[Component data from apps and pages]
————

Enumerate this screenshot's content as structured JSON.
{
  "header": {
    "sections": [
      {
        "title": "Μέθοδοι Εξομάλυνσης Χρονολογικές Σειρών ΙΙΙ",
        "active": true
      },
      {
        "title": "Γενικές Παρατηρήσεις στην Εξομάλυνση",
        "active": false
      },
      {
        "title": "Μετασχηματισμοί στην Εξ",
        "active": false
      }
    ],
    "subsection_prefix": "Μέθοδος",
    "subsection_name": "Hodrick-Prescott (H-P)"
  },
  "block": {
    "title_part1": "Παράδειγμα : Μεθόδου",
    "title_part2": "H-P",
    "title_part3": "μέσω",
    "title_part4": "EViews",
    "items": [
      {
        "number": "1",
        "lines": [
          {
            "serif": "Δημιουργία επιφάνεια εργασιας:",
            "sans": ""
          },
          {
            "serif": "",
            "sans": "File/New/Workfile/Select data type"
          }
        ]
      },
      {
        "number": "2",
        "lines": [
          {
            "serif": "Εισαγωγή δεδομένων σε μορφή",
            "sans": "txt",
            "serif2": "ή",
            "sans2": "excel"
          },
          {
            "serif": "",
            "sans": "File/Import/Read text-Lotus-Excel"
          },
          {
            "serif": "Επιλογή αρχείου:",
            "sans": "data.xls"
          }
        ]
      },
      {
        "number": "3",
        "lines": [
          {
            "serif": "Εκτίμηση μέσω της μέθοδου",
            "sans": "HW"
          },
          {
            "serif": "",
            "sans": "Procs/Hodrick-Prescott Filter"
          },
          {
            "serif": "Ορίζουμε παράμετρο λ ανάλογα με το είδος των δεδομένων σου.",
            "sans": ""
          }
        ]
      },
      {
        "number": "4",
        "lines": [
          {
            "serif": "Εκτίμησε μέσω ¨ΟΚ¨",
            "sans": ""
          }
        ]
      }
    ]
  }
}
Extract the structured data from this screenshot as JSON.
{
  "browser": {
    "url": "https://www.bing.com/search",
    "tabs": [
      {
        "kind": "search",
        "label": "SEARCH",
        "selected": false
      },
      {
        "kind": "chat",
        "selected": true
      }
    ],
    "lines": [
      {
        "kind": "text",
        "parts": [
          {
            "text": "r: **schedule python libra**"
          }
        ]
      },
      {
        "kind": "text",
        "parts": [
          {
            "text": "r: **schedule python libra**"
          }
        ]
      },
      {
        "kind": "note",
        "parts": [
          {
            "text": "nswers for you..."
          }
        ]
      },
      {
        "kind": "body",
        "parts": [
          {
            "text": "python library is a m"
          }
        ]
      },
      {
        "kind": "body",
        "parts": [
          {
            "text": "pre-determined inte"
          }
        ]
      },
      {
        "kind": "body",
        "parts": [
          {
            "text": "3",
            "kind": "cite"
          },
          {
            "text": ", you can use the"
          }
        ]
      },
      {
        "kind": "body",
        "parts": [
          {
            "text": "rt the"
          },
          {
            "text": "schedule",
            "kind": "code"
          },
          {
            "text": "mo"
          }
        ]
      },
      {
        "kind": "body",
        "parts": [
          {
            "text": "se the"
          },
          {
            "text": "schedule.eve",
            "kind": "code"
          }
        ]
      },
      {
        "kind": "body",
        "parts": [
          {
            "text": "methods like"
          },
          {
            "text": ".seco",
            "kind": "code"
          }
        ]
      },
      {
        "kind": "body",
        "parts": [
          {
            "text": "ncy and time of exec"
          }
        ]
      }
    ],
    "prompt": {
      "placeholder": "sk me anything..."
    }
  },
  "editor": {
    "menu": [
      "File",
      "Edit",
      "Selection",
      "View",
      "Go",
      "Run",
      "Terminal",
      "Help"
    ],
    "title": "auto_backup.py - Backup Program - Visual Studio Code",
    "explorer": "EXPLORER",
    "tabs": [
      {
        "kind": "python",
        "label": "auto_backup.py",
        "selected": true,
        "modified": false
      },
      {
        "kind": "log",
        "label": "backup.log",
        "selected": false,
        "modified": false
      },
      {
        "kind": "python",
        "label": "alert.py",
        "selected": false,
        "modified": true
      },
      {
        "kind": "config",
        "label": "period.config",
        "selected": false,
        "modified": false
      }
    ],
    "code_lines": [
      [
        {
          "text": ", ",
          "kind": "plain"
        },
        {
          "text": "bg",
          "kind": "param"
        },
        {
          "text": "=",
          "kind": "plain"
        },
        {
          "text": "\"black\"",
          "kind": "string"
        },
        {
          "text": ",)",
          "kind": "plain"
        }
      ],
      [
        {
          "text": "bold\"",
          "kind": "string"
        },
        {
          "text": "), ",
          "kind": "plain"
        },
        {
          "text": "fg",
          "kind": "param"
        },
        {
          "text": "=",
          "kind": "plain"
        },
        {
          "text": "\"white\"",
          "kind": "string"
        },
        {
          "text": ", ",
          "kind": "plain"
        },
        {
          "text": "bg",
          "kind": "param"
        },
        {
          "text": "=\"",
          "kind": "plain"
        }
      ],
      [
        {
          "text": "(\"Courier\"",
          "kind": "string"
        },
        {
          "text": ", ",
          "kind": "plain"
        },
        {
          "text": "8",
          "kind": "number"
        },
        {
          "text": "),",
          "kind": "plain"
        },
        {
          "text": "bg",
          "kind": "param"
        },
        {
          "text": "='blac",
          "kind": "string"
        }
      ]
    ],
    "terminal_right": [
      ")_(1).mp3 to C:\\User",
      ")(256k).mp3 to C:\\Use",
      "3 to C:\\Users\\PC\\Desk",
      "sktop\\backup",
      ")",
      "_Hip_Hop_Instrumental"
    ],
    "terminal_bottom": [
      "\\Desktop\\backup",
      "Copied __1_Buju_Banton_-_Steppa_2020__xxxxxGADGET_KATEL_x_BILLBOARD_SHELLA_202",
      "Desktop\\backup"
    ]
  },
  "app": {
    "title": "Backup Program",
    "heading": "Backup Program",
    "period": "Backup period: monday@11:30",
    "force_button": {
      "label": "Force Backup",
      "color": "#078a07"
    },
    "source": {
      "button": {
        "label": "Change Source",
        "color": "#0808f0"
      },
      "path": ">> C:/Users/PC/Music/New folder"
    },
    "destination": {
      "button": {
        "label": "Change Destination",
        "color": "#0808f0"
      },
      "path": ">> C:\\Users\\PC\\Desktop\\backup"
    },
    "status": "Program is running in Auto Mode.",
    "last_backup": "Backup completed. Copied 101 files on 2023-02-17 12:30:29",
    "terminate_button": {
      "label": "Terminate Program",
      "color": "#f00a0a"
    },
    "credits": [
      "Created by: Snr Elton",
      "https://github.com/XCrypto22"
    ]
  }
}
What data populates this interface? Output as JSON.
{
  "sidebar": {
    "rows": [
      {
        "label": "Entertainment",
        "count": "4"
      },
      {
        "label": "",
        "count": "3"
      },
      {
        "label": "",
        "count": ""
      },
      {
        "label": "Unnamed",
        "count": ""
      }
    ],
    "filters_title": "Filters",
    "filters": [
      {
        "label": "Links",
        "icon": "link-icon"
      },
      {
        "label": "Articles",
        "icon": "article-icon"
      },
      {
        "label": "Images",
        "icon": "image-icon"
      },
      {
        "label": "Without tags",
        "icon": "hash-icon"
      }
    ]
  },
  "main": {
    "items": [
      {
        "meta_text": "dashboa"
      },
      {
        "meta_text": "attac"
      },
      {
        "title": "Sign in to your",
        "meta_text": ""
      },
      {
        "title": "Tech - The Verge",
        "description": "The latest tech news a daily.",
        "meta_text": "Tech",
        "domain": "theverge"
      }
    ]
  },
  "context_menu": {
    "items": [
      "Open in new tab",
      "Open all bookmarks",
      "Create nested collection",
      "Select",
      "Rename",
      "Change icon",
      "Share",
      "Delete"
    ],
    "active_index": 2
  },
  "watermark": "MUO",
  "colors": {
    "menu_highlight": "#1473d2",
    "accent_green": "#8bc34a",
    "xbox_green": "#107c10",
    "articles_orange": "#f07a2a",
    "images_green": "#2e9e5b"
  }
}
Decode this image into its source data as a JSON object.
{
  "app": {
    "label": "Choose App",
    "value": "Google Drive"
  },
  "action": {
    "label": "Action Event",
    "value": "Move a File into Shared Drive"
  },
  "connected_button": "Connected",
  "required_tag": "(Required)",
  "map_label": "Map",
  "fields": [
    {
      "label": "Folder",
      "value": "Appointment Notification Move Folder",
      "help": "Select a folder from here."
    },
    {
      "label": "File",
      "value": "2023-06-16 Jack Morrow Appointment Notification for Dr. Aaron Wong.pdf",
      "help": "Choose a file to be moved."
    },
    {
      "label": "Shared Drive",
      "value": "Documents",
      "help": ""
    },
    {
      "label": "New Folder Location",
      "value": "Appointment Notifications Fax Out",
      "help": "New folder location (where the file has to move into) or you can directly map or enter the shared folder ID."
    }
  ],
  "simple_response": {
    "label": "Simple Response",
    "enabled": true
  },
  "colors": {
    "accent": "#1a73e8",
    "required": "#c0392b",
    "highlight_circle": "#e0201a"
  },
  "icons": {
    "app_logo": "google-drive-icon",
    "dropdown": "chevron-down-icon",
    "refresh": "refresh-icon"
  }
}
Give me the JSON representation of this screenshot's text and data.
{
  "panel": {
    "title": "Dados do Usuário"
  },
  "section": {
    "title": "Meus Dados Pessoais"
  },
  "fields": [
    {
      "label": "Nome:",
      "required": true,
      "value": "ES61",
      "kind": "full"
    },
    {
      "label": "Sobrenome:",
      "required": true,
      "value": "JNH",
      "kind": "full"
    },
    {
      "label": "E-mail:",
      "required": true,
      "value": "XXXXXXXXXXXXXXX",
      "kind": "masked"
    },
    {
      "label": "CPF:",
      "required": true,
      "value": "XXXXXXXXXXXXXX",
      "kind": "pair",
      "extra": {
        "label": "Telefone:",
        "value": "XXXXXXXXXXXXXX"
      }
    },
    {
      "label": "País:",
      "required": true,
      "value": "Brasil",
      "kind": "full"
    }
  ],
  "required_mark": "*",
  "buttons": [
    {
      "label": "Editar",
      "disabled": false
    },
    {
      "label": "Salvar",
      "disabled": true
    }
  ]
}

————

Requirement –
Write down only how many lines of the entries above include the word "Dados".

Completed task –
2